Plain As the Nose on Your Face

By Hugh Rogers

Recent visitors to Tucker County asked us about the Facebook page of Corridor H Authority, a quasi-official public relations group. They thought it looked pretty good. It said, “the West Virginia Division of Highways has modified and improved the Revised Original Preferred Alternative.” 

We replied that “modifications” can’t change the fact that it’s still the original alignment, and it’s still in the wrong place. 

If you look back at the project’s re-start, after our lawsuit, the 2000 Settlement Agreement required the Division of Highways to find alternatives for “the Thomas-Davis Section of the Parsons-to-Davis Project.” That’s all. It did not call for a lengthy detour beyond the high school, then through drastic cuts and fills and across pristine streams on Backbone Mountain. Tacking that western section on the northern alternative was designed to fail.

It helps to remember this history when you look at the Corridor H Authority’s nine points meant to show why the Revised Original Preferred Alternative, or proposed route, is better. The claims in the first three points fall apart if you remove the section west of Benbush. More bridges? Higher elevation? More intersections with United States Route 219? They have nothing to do with the northern route around Thomas. The claim that the preferred route is safer because it has fewer curves is imaginative, at least. How do they know? There is no final design yet for either alternative.   

The proposed route, they say, won’t “divide” the towns because it has been redesigned to go under, not over, a bridge carrying Route 32. Over or under, Corridor H would be an intrusive and unnecessary interruption of the familiar landscape.  

Would the proposed route reduce traffic in Thomas? Yes, but its truck route would dump the trucks back on Route 32 and force them through a complicated intersection at Davis to get on the Corridor. The northern route is simpler and safer.

As for the claim that proposed route would have fewer impacts on forests and streams, the Division of Highway’s own analysis shows the opposite is true. And the viewshed of Blackwater Falls State Park?

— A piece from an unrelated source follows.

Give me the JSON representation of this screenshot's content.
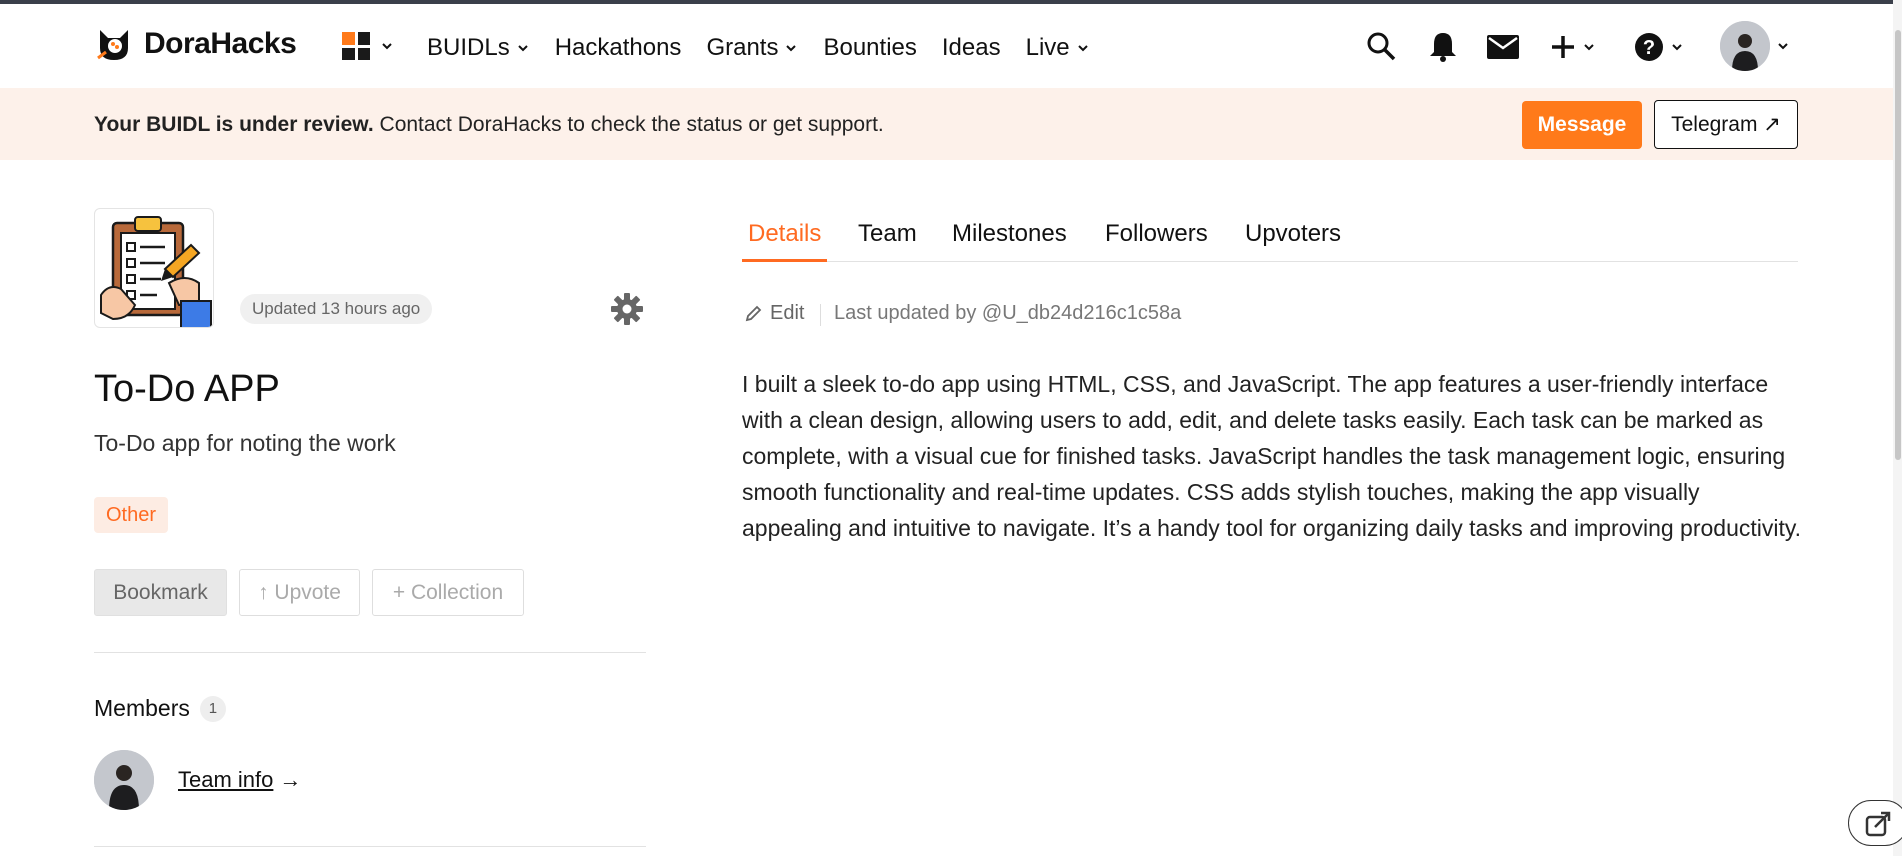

A spatial analysis by a West Virginia University professor shows the highway would be visible from many places in the park. 

For the problem of acid drainage caused by construction in the old mining areas, the proposed route seems to rely on a water treatment plant upstream of a bridge over the Blackwater. That plant, already planned, would have to add more capacity (and cost) if the proposed route was built.

Finally, the Corridor H Authority claims that the proposed route would “highlight” historical features such as the coke ovens and the Coketon Colored School while building a highway above them. 

Twenty-some years ago, the Monongahela National Forest Supervisor, responsible for the land on which these features rest, wrote: “whatever the final design of the piers and span, a bridge of the proportions necessary for this project cannot fail to have an adverse effect on the integrity of setting, feeling, and possibly association of the site.” 

That would threaten its status on the National Register of Historic Places. More importantly, it would diminish its appeal, not only as a historic site but as an approach to Douglas Falls and the Blackwater Canyon rail-trail.

The best route is to Go North around Thomas. Section by section is how Corridor H has been built. Meanwhile we can design a shorter, less damaging, more sensible route down the mountain toward Parsons. 

Here are ten reasons to Go North:

  1. Go North! A large majority of locally owned businesses and Chamber of Commerce members know it’s better for their livelihoods and the region’s economic health.
  2. Go North! 88 of every 100 commenters asked for the northern route when the Division of Highways renewed the project in 2019.
  3. Go North! Don’t put a big highway between our towns, either over or under Rt. 32.
  4. Go North! It provides better access for Thomas and is an efficient bypass for through-traffic. 
  5. Go North! It’s the best access for Davis and avoids through-traffic noise and lights.
  6. Go North! Save the Blackwater River trail and historic site from an intrusive, noisy bridge.          
  7. Go North! Don’t degrade the scenic, rural character of Blackwater Falls, West Virginia’s most-visited State Park, with a noisy, intrusive four-lane freeway.
  8. Go North! It will bring visitors to our door and welcome them—it won’t “wreck the house.”
  9. Go North! It’s the only way to fulfill our towns’ plans for the future.
    Davis: “Protect existing assets: the natural landscape and rural beauty, dark skies, community centers and parks, the small-town atmosphere and safe environment for children.”
    Thomas: Preserve a “greenway” between the towns – not a truck route. 
  10. Go North! It preserves more streams and wetlands according to the Division of Highway’s own analyses.